My decree absolute landed on my doorstep today. I am officially divorced. I used to have a wife but haven’t got one now. I had a great house in south west London but I haven’t got that now either.
What do people do when their divorce comes through? I didn’t know whether to celebrate or cry. In the end I just changed my facebook status to single and went to work.
Despite my divorce, the world seems to be proceeding as usual. It is raining, the Russians and Ukrainians are arguing, the northern line was packed and my fellow commuters were determined to get to work before me. Most managed it too.
Work was a bit of a blur. I spent most of the day staring at my monitor whilst contemplating life. What will life look like for a 42 year old newly divorced man with two kids? Am I destined to grow old alone, bitter and twisted with only the telly for company?
I could just about cope with my own introspection but when I got back to my parents’ house after work (yes I’m living with my parents, and in Morden – a double whammy if ever there was one), they weighed in too. Suggestions such as ‘you should have paid more attention to her whilst you had her’ and ‘you need to pull yourself together for the sake of your children’ weren’t easy to stomach, especially after a few beers.
Now anyone over the age of two would probably be capable of picking my life apart but my parents were social workers in a former life so they consider themselves uniquely qualified to do the job with a forensic precision. They say things like “we are really worried about the children,” and “oh, those poor boys”.
Missing Jack and Sean, my children, is the hardest part of all of this for me. On the days they aren’t with me, i.e. most days, the first thing I think of when I wake up is what are they up to? Are they out of bed yet? What are they watching on the telly? What are they having for breakfast? Particularly at weekends I wonder whether they are out with their mates having fun or sitting at home bored and thinking about their dad.
Like most parents divorcing, I had my fair share of heart-breaking conversations with the kids about how things were going to be different going forward. Their concerns ranged from anger at both their parents to frustration that their mum and dad weren’t both going to be there to put them to bed at night.
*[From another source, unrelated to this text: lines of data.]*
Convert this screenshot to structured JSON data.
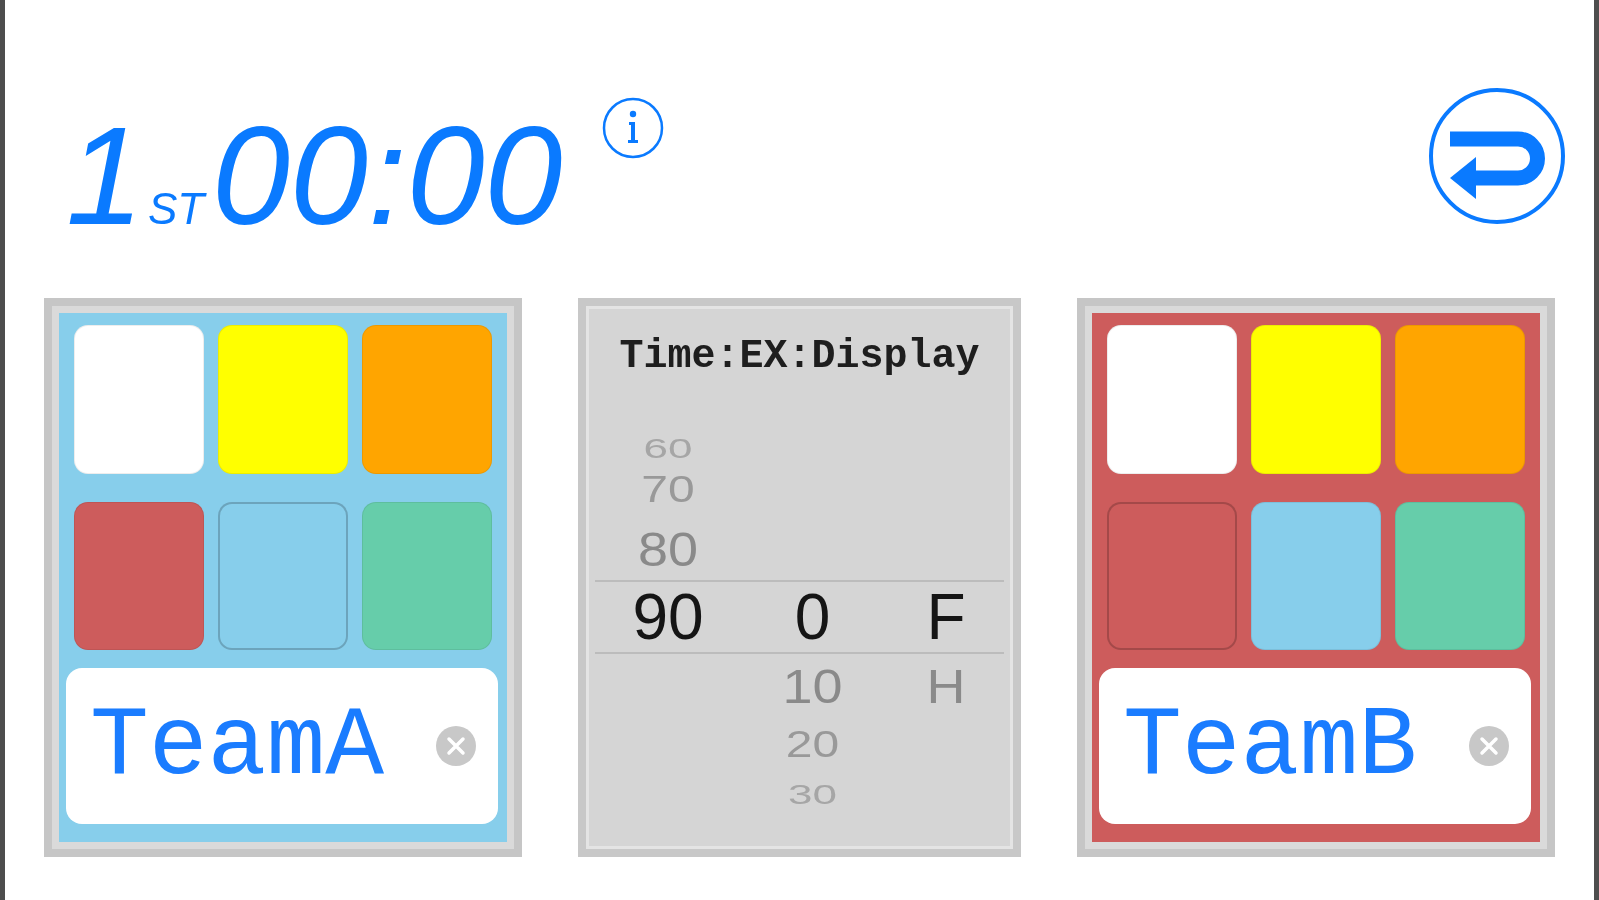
{
  "period": {
    "number": "1",
    "suffix": "ST"
  },
  "clock": "00:00",
  "panels": [
    {
      "kind": "team",
      "name": "TeamA",
      "swatches": [
        {
          "color": "#ffffff",
          "selected": false
        },
        {
          "color": "#ffff00",
          "selected": false
        },
        {
          "color": "#ffa500",
          "selected": false
        },
        {
          "color": "#cd5c5c",
          "selected": false
        },
        {
          "color": "#87ceeb",
          "selected": true
        },
        {
          "color": "#66cdaa",
          "selected": false
        }
      ]
    },
    {
      "kind": "picker",
      "title": "Time:EX:Display",
      "columns": [
        {
          "items": [
            {
              "label": "60",
              "selected": false
            },
            {
              "label": "70",
              "selected": false
            },
            {
              "label": "80",
              "selected": false
            },
            {
              "label": "90",
              "selected": true
            }
          ]
        },
        {
          "items": [
            {
              "label": "0",
              "selected": true
            },
            {
              "label": "10",
              "selected": false
            },
            {
              "label": "20",
              "selected": false
            },
            {
              "label": "30",
              "selected": false
            }
          ]
        },
        {
          "items": [
            {
              "label": "F",
              "selected": true
            },
            {
              "label": "H",
              "selected": false
            }
          ]
        }
      ]
    },
    {
      "kind": "team",
      "name": "TeamB",
      "swatches": [
        {
          "color": "#ffffff",
          "selected": false
        },
        {
          "color": "#ffff00",
          "selected": false
        },
        {
          "color": "#ffa500",
          "selected": false
        },
        {
          "color": "#cd5c5c",
          "selected": true
        },
        {
          "color": "#87ceeb",
          "selected": false
        },
        {
          "color": "#66cdaa",
          "selected": false
        }
      ]
    }
  ]
}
Sean in particular was worried that I would take the fact that he and his brother were spending more time with their mum than with me as an indication that they loved her more than they loved me. And to be honest I do struggle with this. I try not to keep score but it is hard.
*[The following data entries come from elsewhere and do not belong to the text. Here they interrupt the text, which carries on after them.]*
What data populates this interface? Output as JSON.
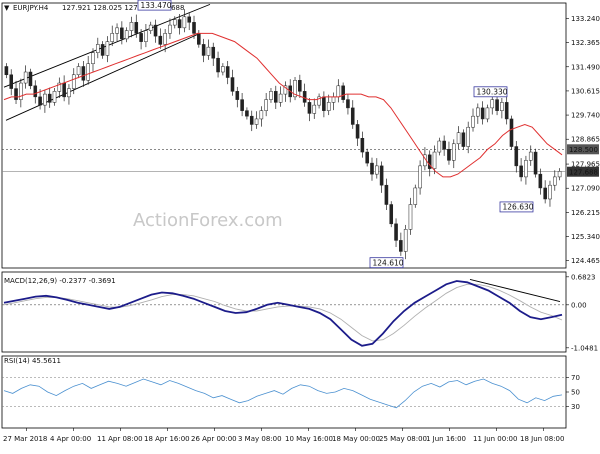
{
  "header": {
    "symbol": "EURJPY.H4",
    "ohlc": "127.921 128.025 127.602 127.688",
    "arrow": "▼"
  },
  "watermark": "ActionForex.com",
  "colors": {
    "candle": "#222222",
    "moving_average": "#e03030",
    "channel": "#000000",
    "macd_line": "#1c1c8a",
    "macd_signal": "#b0b0b0",
    "rsi_line": "#4a90d0",
    "label_border": "#3a3aa0",
    "current_price_bg": "#333333",
    "level_bg": "#555555"
  },
  "chart_data": [
    {
      "type": "candlestick",
      "title": "",
      "ylim": [
        124.2,
        133.8
      ],
      "y_ticks": [
        "133.240",
        "132.365",
        "131.490",
        "130.615",
        "129.740",
        "128.865",
        "127.965",
        "127.090",
        "126.215",
        "125.340",
        "124.465"
      ],
      "y_tick_values": [
        133.24,
        132.365,
        131.49,
        130.615,
        129.74,
        128.865,
        127.965,
        127.09,
        126.215,
        125.34,
        124.465
      ],
      "x_labels": [
        "27 Mar 2018",
        "4 Apr 00:00",
        "11 Apr 08:00",
        "18 Apr 16:00",
        "26 Apr 00:00",
        "3 May 08:00",
        "10 May 16:00",
        "18 May 00:00",
        "25 May 08:00",
        "1 Jun 16:00",
        "11 Jun 00:00",
        "18 Jun 08:00"
      ],
      "close_series": [
        131.2,
        130.7,
        130.3,
        130.9,
        131.3,
        130.8,
        130.4,
        130.1,
        130.5,
        130.2,
        130.6,
        130.9,
        130.4,
        130.7,
        131.2,
        131.5,
        131.0,
        131.6,
        132.0,
        132.3,
        131.9,
        132.4,
        132.7,
        132.9,
        132.5,
        132.8,
        133.1,
        132.7,
        132.4,
        132.8,
        133.0,
        132.6,
        132.3,
        132.7,
        133.0,
        133.2,
        132.9,
        133.3,
        133.1,
        132.7,
        132.3,
        131.9,
        132.2,
        131.8,
        131.3,
        131.5,
        131.1,
        130.6,
        130.3,
        129.9,
        129.7,
        129.4,
        129.6,
        129.9,
        130.3,
        130.6,
        130.2,
        130.5,
        130.8,
        130.4,
        131.0,
        130.6,
        130.2,
        129.8,
        130.1,
        130.4,
        129.9,
        130.2,
        130.4,
        130.8,
        130.3,
        130.0,
        129.4,
        128.9,
        128.4,
        128.0,
        127.6,
        127.9,
        127.2,
        126.5,
        125.8,
        125.2,
        124.8,
        125.6,
        126.5,
        127.1,
        127.9,
        128.3,
        127.8,
        128.4,
        128.8,
        128.5,
        128.1,
        128.7,
        129.1,
        128.6,
        129.3,
        129.7,
        130.0,
        129.6,
        130.0,
        130.3,
        129.9,
        130.2,
        129.6,
        128.6,
        127.9,
        127.5,
        128.1,
        128.4,
        127.6,
        127.1,
        126.7,
        127.2,
        127.5,
        127.7
      ],
      "ma_series": [
        130.3,
        130.4,
        130.4,
        130.5,
        130.5,
        130.6,
        130.7,
        130.8,
        130.9,
        131.0,
        131.1,
        131.2,
        131.3,
        131.4,
        131.5,
        131.6,
        131.7,
        131.8,
        131.9,
        132.0,
        132.1,
        132.2,
        132.3,
        132.4,
        132.5,
        132.6,
        132.7,
        132.7,
        132.7,
        132.6,
        132.5,
        132.4,
        132.2,
        132.0,
        131.8,
        131.5,
        131.2,
        130.9,
        130.7,
        130.5,
        130.4,
        130.3,
        130.3,
        130.4,
        130.4,
        130.4,
        130.5,
        130.5,
        130.5,
        130.4,
        130.4,
        130.3,
        130.0,
        129.6,
        129.2,
        128.8,
        128.4,
        128.0,
        127.7,
        127.5,
        127.5,
        127.6,
        127.8,
        128.0,
        128.2,
        128.5,
        128.7,
        129.0,
        129.2,
        129.3,
        129.4,
        129.3,
        129.0,
        128.7,
        128.5,
        128.3
      ],
      "resistance_level": 128.5,
      "current_price": 127.688,
      "price_labels": [
        {
          "label": "133.470",
          "value": 133.47
        },
        {
          "label": "130.330",
          "value": 130.33
        },
        {
          "label": "126.630",
          "value": 126.63
        },
        {
          "label": "124.610",
          "value": 124.61
        }
      ],
      "current_price_label": "127.688",
      "level_label": "128.500"
    },
    {
      "type": "line",
      "title": "MACD(12,26,9) -0.2377 -0.3691",
      "ylim": [
        -1.15,
        0.8
      ],
      "y_ticks": [
        "0.6823",
        "0.00",
        "-1.0481"
      ],
      "y_tick_values": [
        0.6823,
        0.0,
        -1.0481
      ],
      "series": [
        {
          "name": "MACD",
          "values": [
            0.05,
            0.1,
            0.15,
            0.2,
            0.22,
            0.18,
            0.12,
            0.05,
            0.0,
            -0.05,
            -0.1,
            -0.05,
            0.05,
            0.15,
            0.25,
            0.3,
            0.28,
            0.22,
            0.15,
            0.05,
            -0.05,
            -0.15,
            -0.2,
            -0.18,
            -0.1,
            0.0,
            0.05,
            0.0,
            -0.05,
            -0.1,
            -0.2,
            -0.35,
            -0.6,
            -0.85,
            -1.0,
            -0.95,
            -0.7,
            -0.4,
            -0.15,
            0.05,
            0.2,
            0.35,
            0.5,
            0.58,
            0.55,
            0.45,
            0.35,
            0.2,
            0.05,
            -0.15,
            -0.3,
            -0.35,
            -0.3,
            -0.24
          ]
        },
        {
          "name": "Signal",
          "values": [
            0.0,
            0.05,
            0.1,
            0.15,
            0.18,
            0.18,
            0.15,
            0.1,
            0.05,
            0.0,
            -0.05,
            -0.06,
            -0.02,
            0.05,
            0.12,
            0.2,
            0.25,
            0.25,
            0.22,
            0.15,
            0.08,
            -0.02,
            -0.1,
            -0.15,
            -0.15,
            -0.1,
            -0.05,
            -0.03,
            -0.03,
            -0.05,
            -0.1,
            -0.2,
            -0.35,
            -0.55,
            -0.75,
            -0.88,
            -0.85,
            -0.7,
            -0.5,
            -0.28,
            -0.08,
            0.1,
            0.28,
            0.42,
            0.5,
            0.5,
            0.45,
            0.36,
            0.24,
            0.1,
            -0.05,
            -0.18,
            -0.26,
            -0.37
          ]
        }
      ],
      "trendline": true
    },
    {
      "type": "line",
      "title": "RSI(14) 45.5611",
      "ylim": [
        0,
        100
      ],
      "y_ticks": [
        "70",
        "50",
        "30"
      ],
      "y_tick_values": [
        70,
        50,
        30
      ],
      "series": [
        {
          "name": "RSI",
          "values": [
            52,
            48,
            55,
            60,
            58,
            50,
            45,
            52,
            58,
            62,
            55,
            60,
            65,
            62,
            58,
            63,
            68,
            64,
            60,
            66,
            62,
            57,
            52,
            48,
            42,
            45,
            40,
            35,
            38,
            44,
            48,
            52,
            47,
            55,
            60,
            58,
            52,
            48,
            50,
            55,
            52,
            46,
            40,
            36,
            32,
            28,
            38,
            50,
            58,
            62,
            57,
            64,
            66,
            60,
            65,
            68,
            62,
            58,
            52,
            40,
            35,
            42,
            38,
            44,
            46
          ]
        }
      ]
    }
  ]
}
People say that children naturally need their mother more than their father. In my family’s case, their mother is certainly better at touchy-feely things like being sympathetic when the kids are ill or giving them a cuddle when things don’t go their way. But Jack and Sean need their dad. Although not tonight as it turns out. They weren’t bothered about talking to me on the phone. When my ex did manage to get Jack to talk to me, all I got from him was a sarcastic comment about me being a 42 year old man living with my parents.
On my first night as a divorced man, I went to bed feeling quite sorry for myself.
Graham Hope a work of fiction – the lead character in my forthcoming book ‘Six Months To Get A Life’. Over the coming months this blog will follow Graham as he strives to forge a new life for himself and his children. He will be grappling with a variety of issues familiar to all divorced couples, as well as a few a bit less familiar. Next week’s blog will look at the impact of divorce upon Graham’s social life.
If you have any comments on this blog, or want to share your experiences, I would love to hear from you.